These opinions are borne out in research. In their book Why Civil Resistance Works, Maria Stephan and Erica Chenoweth found that nonviolent resistance is more than twice as effective as violent activism. They attributed this to nonviolent action attracting allies, thus bringing about change more quickly, while violence repelled potential allies. This has played out in liberal discourse, with influential figures like The New Yorker's Jelani Cobb, Trevor Noah of The Daily Show, and Noam Chomsky sharply criticizing Antifa for furthering their opponents' political goals. A Berkeley student, Malini Ramaiyer, wrote an op-ed titled "How Violence Undermined the Berkeley Protest", in which she described a chaotic scene during which a Syrian Muslim student was misidentified as a Nazi and then beaten with a rod. As Jeffrey Pyle put it, "A woke mob is still a mob and can make mistakes."

There is also the position of public universities, which are legally required to host invited speakers, to consider. A plaintiff on behalf of Spencer successfully sued Auburn University for $29,000 for barring him from speaking there. The Westboro Baptist Church family, which is composed of a number of lawyers, make money by suing municipalities that ban their protests. Banning the speech of reprehensible figures can result in filling their coffers. For those seeking to counter the spread of white supremacist ideology, there are plenty of avenues with proven long-term results. In addition to disciplined nonviolent protests, which effectively market protesters as noble actors to a larger audience, researchers have found that tactics for reducing bigotry include brief non-judgmental conversations.

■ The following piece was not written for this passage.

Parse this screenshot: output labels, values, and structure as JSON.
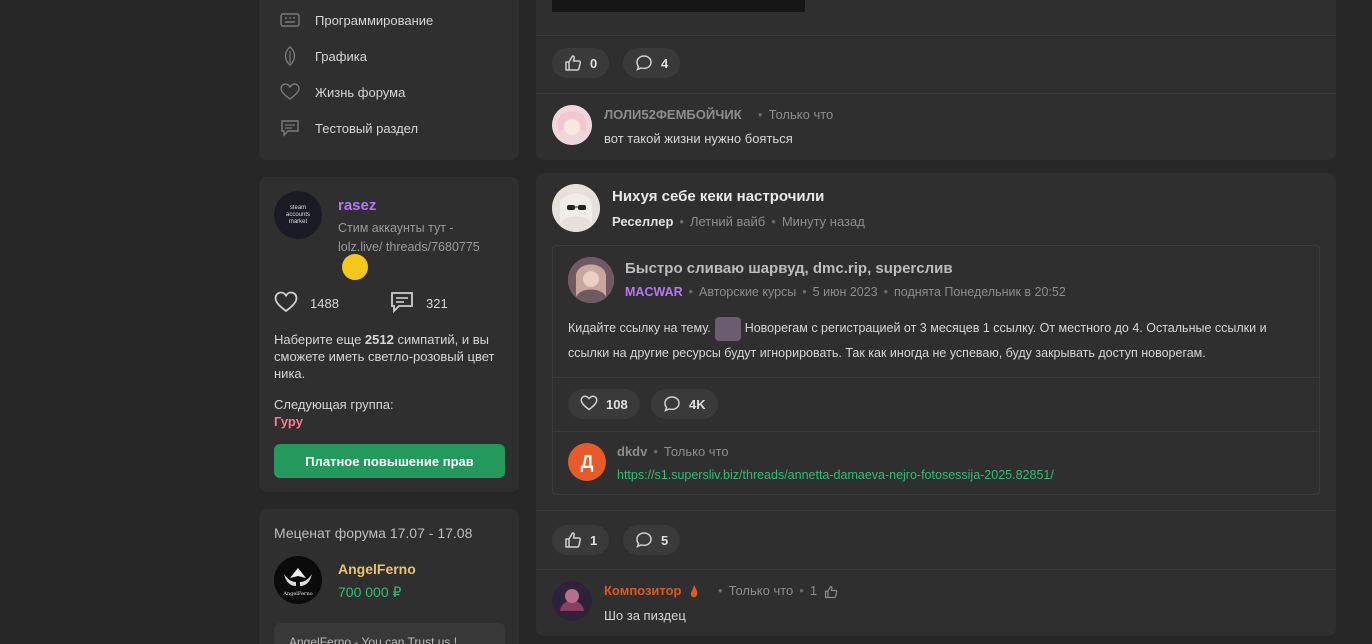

Some have theorized that Antifa's violent tactics have hastened the recent coming apart of the alt-right movement, but it seems to have taken place in spite of their methods, not because of them, particularly after Americans witnessed hordes of angry young men demonstrating their free speech by screaming "blood and soil" and "Jews will not replace us" by torchlight the night before the Unite the Right rally in Charlottesville. The unmasking and shaming of attendees, including the white supremacists who were caught on video brutally beating DeAndre Harris, that followed was effective enough to force many leaders underground and some to discuss rebranding the alt-right.

Of course, the question remains why right-wing trolls are getting invites to campuses and on YouTube and television shows in the first place. "The forbidden message is an attractive message," said Jeffrey Pyle. Milo Yiannopoulos's career was launched and extended merely on his ability to trigger libs with outrageous and vapid pronouncements. Shepherd's free-speech club chooses their speakers based on whether or not they are "polemical" and topics are "taboo," which would qualify any number of loonies: flat-earthers, Holocaust-deniers, and, well, white-supremacy conspiracy theorists.

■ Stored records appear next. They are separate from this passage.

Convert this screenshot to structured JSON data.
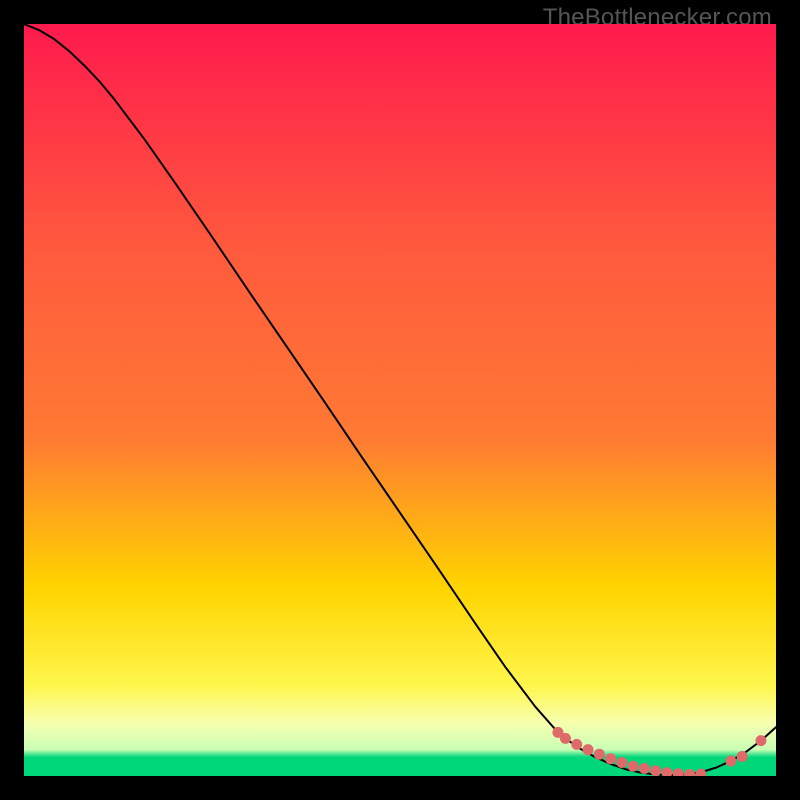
{
  "watermark": "TheBottlenecker.com",
  "chart_data": {
    "type": "line",
    "title": "",
    "xlabel": "",
    "ylabel": "",
    "xlim": [
      0,
      100
    ],
    "ylim": [
      0,
      100
    ],
    "background_gradient": {
      "top": "#ff1a4d",
      "mid_upper": "#ff7a33",
      "mid": "#ffd400",
      "mid_lower": "#fff64d",
      "band": "#f7ffb0",
      "bottom": "#00d67a"
    },
    "series": [
      {
        "name": "curve",
        "type": "line",
        "color": "#000000",
        "x": [
          0,
          2,
          4,
          6,
          8,
          10,
          12,
          16,
          20,
          25,
          30,
          35,
          40,
          45,
          50,
          55,
          60,
          64,
          68,
          71,
          72,
          74,
          76,
          78,
          80,
          82,
          84,
          86,
          88,
          90,
          92,
          94,
          96,
          98,
          100
        ],
        "y": [
          100,
          99.2,
          98.0,
          96.4,
          94.5,
          92.4,
          90.0,
          84.7,
          79.0,
          71.7,
          64.3,
          57.0,
          49.7,
          42.3,
          35.0,
          27.7,
          20.3,
          14.5,
          9.2,
          5.8,
          5.0,
          3.6,
          2.5,
          1.6,
          0.9,
          0.45,
          0.2,
          0.1,
          0.2,
          0.5,
          1.1,
          2.0,
          3.2,
          4.7,
          6.5
        ]
      },
      {
        "name": "markers",
        "type": "scatter",
        "color": "#e06a6a",
        "x": [
          71,
          72,
          73.5,
          75,
          76.5,
          78,
          79.5,
          81,
          82.5,
          84,
          85.5,
          87,
          88.5,
          90,
          94,
          95.5,
          98
        ],
        "y": [
          5.8,
          5.0,
          4.2,
          3.5,
          2.9,
          2.3,
          1.8,
          1.3,
          1.0,
          0.7,
          0.45,
          0.3,
          0.2,
          0.25,
          2.0,
          2.6,
          4.7
        ]
      }
    ]
  }
}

Wikipedia cite:
{{cite news | first = Mari | last = Uyehara | title = How Free Speech Warriors Mainstreamed White Supremacists | url = https://www.gq.com/story/how-free-speech-warriors-mainstreamed-white-supremacists | work = GQ | date = May 8, 2018 | accessdate = August 30, 2021 }}